| Page and application data records |
== == ==
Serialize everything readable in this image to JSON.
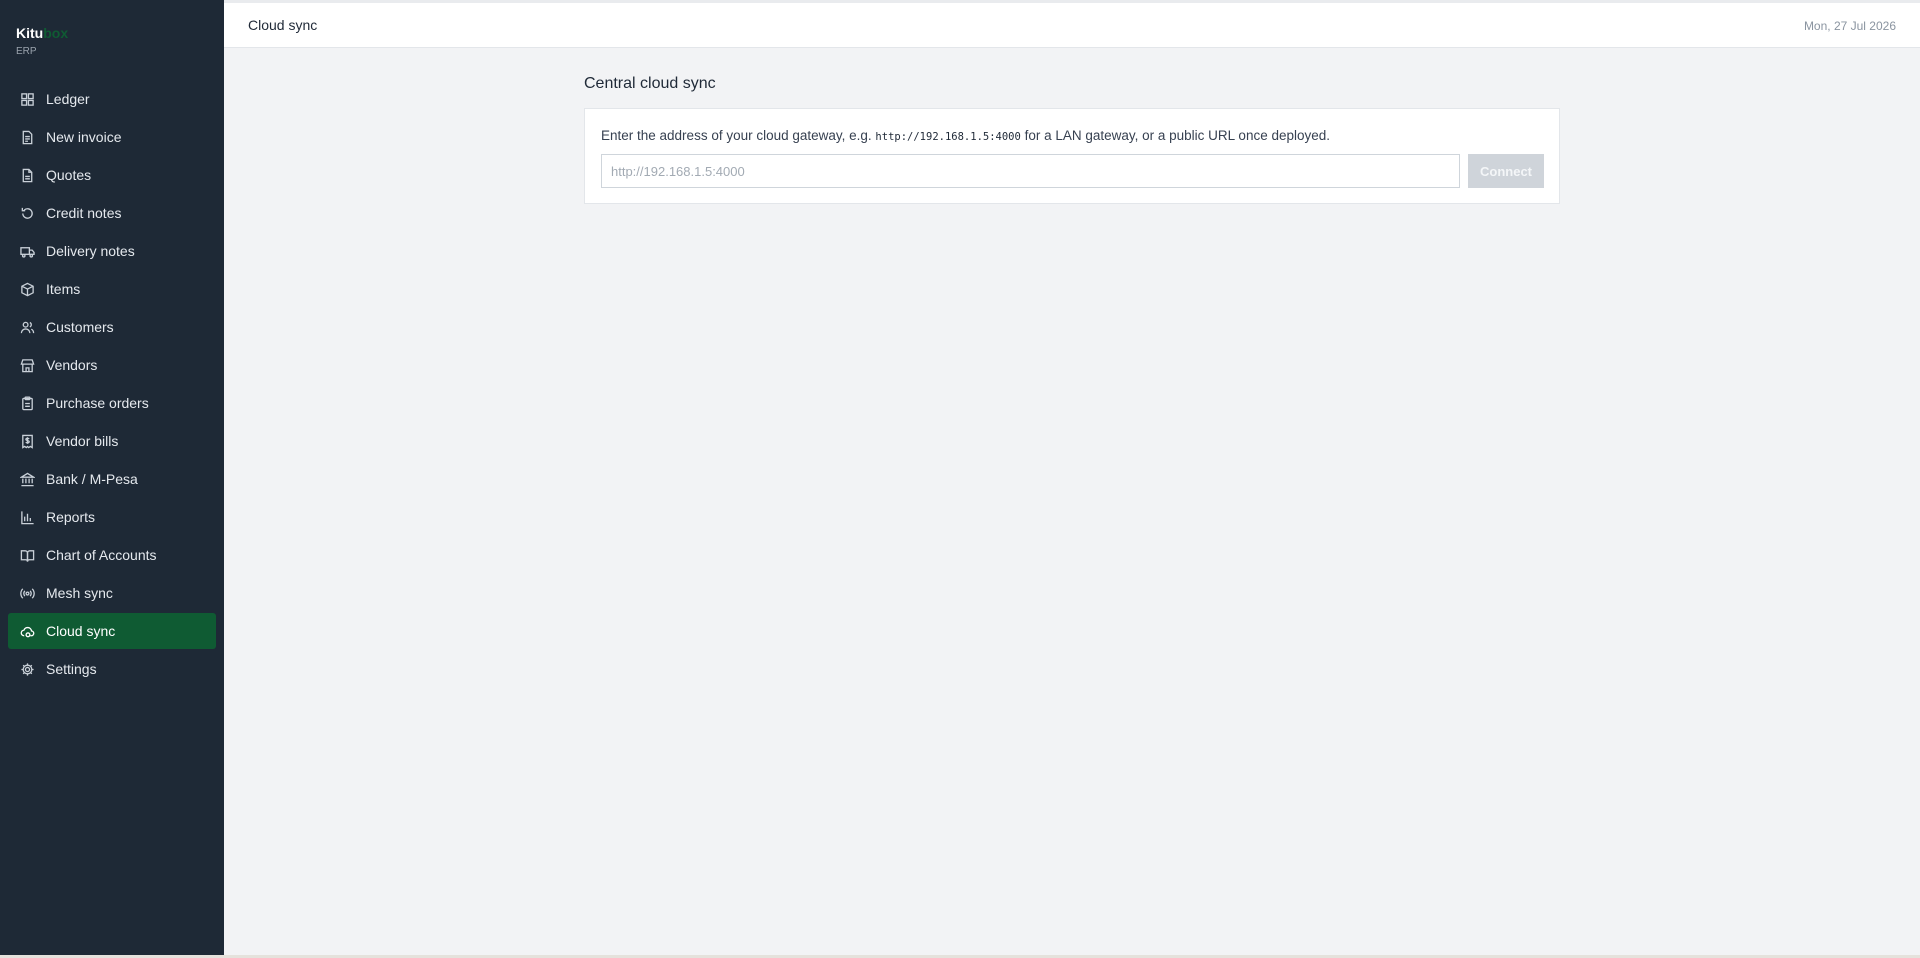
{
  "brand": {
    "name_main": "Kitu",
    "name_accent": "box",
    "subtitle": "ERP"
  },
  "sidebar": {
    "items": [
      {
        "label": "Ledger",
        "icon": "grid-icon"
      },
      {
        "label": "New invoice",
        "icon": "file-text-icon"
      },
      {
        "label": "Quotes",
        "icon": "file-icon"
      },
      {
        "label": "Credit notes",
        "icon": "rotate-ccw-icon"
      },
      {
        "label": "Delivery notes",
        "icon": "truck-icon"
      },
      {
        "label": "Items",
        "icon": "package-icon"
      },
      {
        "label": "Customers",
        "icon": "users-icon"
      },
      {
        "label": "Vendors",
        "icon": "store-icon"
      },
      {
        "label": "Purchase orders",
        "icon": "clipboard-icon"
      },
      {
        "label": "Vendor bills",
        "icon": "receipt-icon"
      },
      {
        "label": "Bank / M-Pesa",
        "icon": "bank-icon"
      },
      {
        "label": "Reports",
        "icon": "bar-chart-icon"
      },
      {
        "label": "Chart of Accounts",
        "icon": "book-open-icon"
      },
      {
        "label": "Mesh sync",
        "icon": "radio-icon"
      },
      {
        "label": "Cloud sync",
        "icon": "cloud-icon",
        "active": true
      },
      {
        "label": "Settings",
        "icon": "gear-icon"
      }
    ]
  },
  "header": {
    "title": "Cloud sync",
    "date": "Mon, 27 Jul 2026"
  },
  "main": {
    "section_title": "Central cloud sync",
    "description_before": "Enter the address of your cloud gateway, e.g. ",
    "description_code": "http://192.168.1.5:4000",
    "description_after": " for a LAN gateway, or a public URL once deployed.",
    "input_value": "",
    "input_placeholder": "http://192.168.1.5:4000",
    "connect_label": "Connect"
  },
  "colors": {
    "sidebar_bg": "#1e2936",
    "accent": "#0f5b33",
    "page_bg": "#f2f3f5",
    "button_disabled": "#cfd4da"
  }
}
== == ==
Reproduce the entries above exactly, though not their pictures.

| Output of the exercise |
Serialize everything readable in this image to JSON.
{
  "brand": {
    "name_main": "Kitu",
    "name_accent": "box",
    "subtitle": "ERP"
  },
  "sidebar": {
    "items": [
      {
        "label": "Ledger",
        "icon": "grid-icon"
      },
      {
        "label": "New invoice",
        "icon": "file-text-icon"
      },
      {
        "label": "Quotes",
        "icon": "file-icon"
      },
      {
        "label": "Credit notes",
        "icon": "rotate-ccw-icon"
      },
      {
        "label": "Delivery notes",
        "icon": "truck-icon"
      },
      {
        "label": "Items",
        "icon": "package-icon"
      },
      {
        "label": "Customers",
        "icon": "users-icon"
      },
      {
        "label": "Vendors",
        "icon": "store-icon"
      },
      {
        "label": "Purchase orders",
        "icon": "clipboard-icon"
      },
      {
        "label": "Vendor bills",
        "icon": "receipt-icon"
      },
      {
        "label": "Bank / M-Pesa",
        "icon": "bank-icon"
      },
      {
        "label": "Reports",
        "icon": "bar-chart-icon"
      },
      {
        "label": "Chart of Accounts",
        "icon": "book-open-icon"
      },
      {
        "label": "Mesh sync",
        "icon": "radio-icon"
      },
      {
        "label": "Cloud sync",
        "icon": "cloud-icon",
        "active": true
      },
      {
        "label": "Settings",
        "icon": "gear-icon"
      }
    ]
  },
  "header": {
    "title": "Cloud sync",
    "date": "Mon, 27 Jul 2026"
  },
  "main": {
    "section_title": "Central cloud sync",
    "description_before": "Enter the address of your cloud gateway, e.g. ",
    "description_code": "http://192.168.1.5:4000",
    "description_after": " for a LAN gateway, or a public URL once deployed.",
    "input_value": "",
    "input_placeholder": "http://192.168.1.5:4000",
    "connect_label": "Connect"
  },
  "colors": {
    "sidebar_bg": "#1e2936",
    "accent": "#0f5b33",
    "page_bg": "#f2f3f5",
    "button_disabled": "#cfd4da"
  }
}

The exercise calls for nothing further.